# THE TASK:
Every record that follows should be written out again without any change.

[Entries from a dataset of interfaces]
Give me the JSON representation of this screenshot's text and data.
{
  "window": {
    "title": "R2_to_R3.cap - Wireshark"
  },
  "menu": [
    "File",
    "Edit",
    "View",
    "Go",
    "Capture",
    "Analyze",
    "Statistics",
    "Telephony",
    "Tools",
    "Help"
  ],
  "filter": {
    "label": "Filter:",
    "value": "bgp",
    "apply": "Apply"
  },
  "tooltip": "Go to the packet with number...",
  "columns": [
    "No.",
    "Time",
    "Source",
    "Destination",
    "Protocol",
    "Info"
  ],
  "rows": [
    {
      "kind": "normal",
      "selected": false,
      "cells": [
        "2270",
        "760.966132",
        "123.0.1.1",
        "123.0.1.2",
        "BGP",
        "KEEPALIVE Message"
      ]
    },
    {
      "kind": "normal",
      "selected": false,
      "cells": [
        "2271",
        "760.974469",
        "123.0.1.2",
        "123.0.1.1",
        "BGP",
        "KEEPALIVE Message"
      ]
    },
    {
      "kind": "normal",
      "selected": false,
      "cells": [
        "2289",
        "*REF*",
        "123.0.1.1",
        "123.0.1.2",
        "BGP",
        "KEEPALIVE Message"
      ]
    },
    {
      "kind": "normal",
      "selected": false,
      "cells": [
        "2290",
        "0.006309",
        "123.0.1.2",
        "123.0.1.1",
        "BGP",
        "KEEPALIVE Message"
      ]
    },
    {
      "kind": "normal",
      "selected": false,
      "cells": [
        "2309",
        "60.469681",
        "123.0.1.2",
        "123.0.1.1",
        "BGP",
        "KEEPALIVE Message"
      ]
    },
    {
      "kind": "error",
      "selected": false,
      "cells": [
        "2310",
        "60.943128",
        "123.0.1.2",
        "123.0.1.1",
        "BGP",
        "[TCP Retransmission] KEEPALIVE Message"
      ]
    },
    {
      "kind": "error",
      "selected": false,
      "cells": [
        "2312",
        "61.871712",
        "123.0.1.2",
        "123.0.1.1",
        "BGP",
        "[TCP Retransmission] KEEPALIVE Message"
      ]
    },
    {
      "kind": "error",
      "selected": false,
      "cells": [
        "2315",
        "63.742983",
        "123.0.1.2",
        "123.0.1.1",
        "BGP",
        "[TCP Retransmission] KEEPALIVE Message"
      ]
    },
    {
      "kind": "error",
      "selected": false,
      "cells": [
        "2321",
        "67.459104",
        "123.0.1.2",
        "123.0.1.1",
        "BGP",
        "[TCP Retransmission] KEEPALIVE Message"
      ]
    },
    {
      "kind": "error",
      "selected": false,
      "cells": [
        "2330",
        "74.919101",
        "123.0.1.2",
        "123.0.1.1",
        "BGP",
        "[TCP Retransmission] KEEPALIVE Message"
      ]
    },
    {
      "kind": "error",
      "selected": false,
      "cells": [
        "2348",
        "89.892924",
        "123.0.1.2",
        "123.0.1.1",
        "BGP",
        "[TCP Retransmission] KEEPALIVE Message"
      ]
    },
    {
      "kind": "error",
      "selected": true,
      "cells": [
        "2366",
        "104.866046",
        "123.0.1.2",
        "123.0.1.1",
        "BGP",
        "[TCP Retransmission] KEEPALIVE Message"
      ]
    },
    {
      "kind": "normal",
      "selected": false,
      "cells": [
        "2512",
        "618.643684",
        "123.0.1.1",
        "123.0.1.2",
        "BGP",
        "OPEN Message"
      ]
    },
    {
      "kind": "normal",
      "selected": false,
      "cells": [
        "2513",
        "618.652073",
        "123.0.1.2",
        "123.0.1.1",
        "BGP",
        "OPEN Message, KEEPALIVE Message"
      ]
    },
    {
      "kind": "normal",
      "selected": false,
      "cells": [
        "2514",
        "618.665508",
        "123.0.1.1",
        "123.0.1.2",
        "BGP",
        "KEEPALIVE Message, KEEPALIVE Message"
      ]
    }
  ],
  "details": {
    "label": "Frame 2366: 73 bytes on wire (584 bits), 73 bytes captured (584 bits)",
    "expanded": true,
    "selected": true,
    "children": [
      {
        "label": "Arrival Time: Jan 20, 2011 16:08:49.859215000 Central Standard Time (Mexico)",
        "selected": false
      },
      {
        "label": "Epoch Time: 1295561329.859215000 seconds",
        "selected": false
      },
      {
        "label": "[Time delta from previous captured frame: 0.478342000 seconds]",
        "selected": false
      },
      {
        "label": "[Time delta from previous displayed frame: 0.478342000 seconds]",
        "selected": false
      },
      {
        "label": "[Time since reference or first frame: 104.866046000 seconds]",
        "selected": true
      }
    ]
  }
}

# WRITTEN RESPONSE:
Give me the JSON representation of this screenshot's text and data.
{
  "window": {
    "title": "R2_to_R3.cap - Wireshark"
  },
  "menu": [
    "File",
    "Edit",
    "View",
    "Go",
    "Capture",
    "Analyze",
    "Statistics",
    "Telephony",
    "Tools",
    "Help"
  ],
  "filter": {
    "label": "Filter:",
    "value": "bgp",
    "apply": "Apply"
  },
  "tooltip": "Go to the packet with number...",
  "columns": [
    "No.",
    "Time",
    "Source",
    "Destination",
    "Protocol",
    "Info"
  ],
  "rows": [
    {
      "kind": "normal",
      "selected": false,
      "cells": [
        "2270",
        "760.966132",
        "123.0.1.1",
        "123.0.1.2",
        "BGP",
        "KEEPALIVE Message"
      ]
    },
    {
      "kind": "normal",
      "selected": false,
      "cells": [
        "2271",
        "760.974469",
        "123.0.1.2",
        "123.0.1.1",
        "BGP",
        "KEEPALIVE Message"
      ]
    },
    {
      "kind": "normal",
      "selected": false,
      "cells": [
        "2289",
        "*REF*",
        "123.0.1.1",
        "123.0.1.2",
        "BGP",
        "KEEPALIVE Message"
      ]
    },
    {
      "kind": "normal",
      "selected": false,
      "cells": [
        "2290",
        "0.006309",
        "123.0.1.2",
        "123.0.1.1",
        "BGP",
        "KEEPALIVE Message"
      ]
    },
    {
      "kind": "normal",
      "selected": false,
      "cells": [
        "2309",
        "60.469681",
        "123.0.1.2",
        "123.0.1.1",
        "BGP",
        "KEEPALIVE Message"
      ]
    },
    {
      "kind": "error",
      "selected": false,
      "cells": [
        "2310",
        "60.943128",
        "123.0.1.2",
        "123.0.1.1",
        "BGP",
        "[TCP Retransmission] KEEPALIVE Message"
      ]
    },
    {
      "kind": "error",
      "selected": false,
      "cells": [
        "2312",
        "61.871712",
        "123.0.1.2",
        "123.0.1.1",
        "BGP",
        "[TCP Retransmission] KEEPALIVE Message"
      ]
    },
    {
      "kind": "error",
      "selected": false,
      "cells": [
        "2315",
        "63.742983",
        "123.0.1.2",
        "123.0.1.1",
        "BGP",
        "[TCP Retransmission] KEEPALIVE Message"
      ]
    },
    {
      "kind": "error",
      "selected": false,
      "cells": [
        "2321",
        "67.459104",
        "123.0.1.2",
        "123.0.1.1",
        "BGP",
        "[TCP Retransmission] KEEPALIVE Message"
      ]
    },
    {
      "kind": "error",
      "selected": false,
      "cells": [
        "2330",
        "74.919101",
        "123.0.1.2",
        "123.0.1.1",
        "BGP",
        "[TCP Retransmission] KEEPALIVE Message"
      ]
    },
    {
      "kind": "error",
      "selected": false,
      "cells": [
        "2348",
        "89.892924",
        "123.0.1.2",
        "123.0.1.1",
        "BGP",
        "[TCP Retransmission] KEEPALIVE Message"
      ]
    },
    {
      "kind": "error",
      "selected": true,
      "cells": [
        "2366",
        "104.866046",
        "123.0.1.2",
        "123.0.1.1",
        "BGP",
        "[TCP Retransmission] KEEPALIVE Message"
      ]
    },
    {
      "kind": "normal",
      "selected": false,
      "cells": [
        "2512",
        "618.643684",
        "123.0.1.1",
        "123.0.1.2",
        "BGP",
        "OPEN Message"
      ]
    },
    {
      "kind": "normal",
      "selected": false,
      "cells": [
        "2513",
        "618.652073",
        "123.0.1.2",
        "123.0.1.1",
        "BGP",
        "OPEN Message, KEEPALIVE Message"
      ]
    },
    {
      "kind": "normal",
      "selected": false,
      "cells": [
        "2514",
        "618.665508",
        "123.0.1.1",
        "123.0.1.2",
        "BGP",
        "KEEPALIVE Message, KEEPALIVE Message"
      ]
    }
  ],
  "details": {
    "label": "Frame 2366: 73 bytes on wire (584 bits), 73 bytes captured (584 bits)",
    "expanded": true,
    "selected": true,
    "children": [
      {
        "label": "Arrival Time: Jan 20, 2011 16:08:49.859215000 Central Standard Time (Mexico)",
        "selected": false
      },
      {
        "label": "Epoch Time: 1295561329.859215000 seconds",
        "selected": false
      },
      {
        "label": "[Time delta from previous captured frame: 0.478342000 seconds]",
        "selected": false
      },
      {
        "label": "[Time delta from previous displayed frame: 0.478342000 seconds]",
        "selected": false
      },
      {
        "label": "[Time since reference or first frame: 104.866046000 seconds]",
        "selected": true
      }
    ]
  }
}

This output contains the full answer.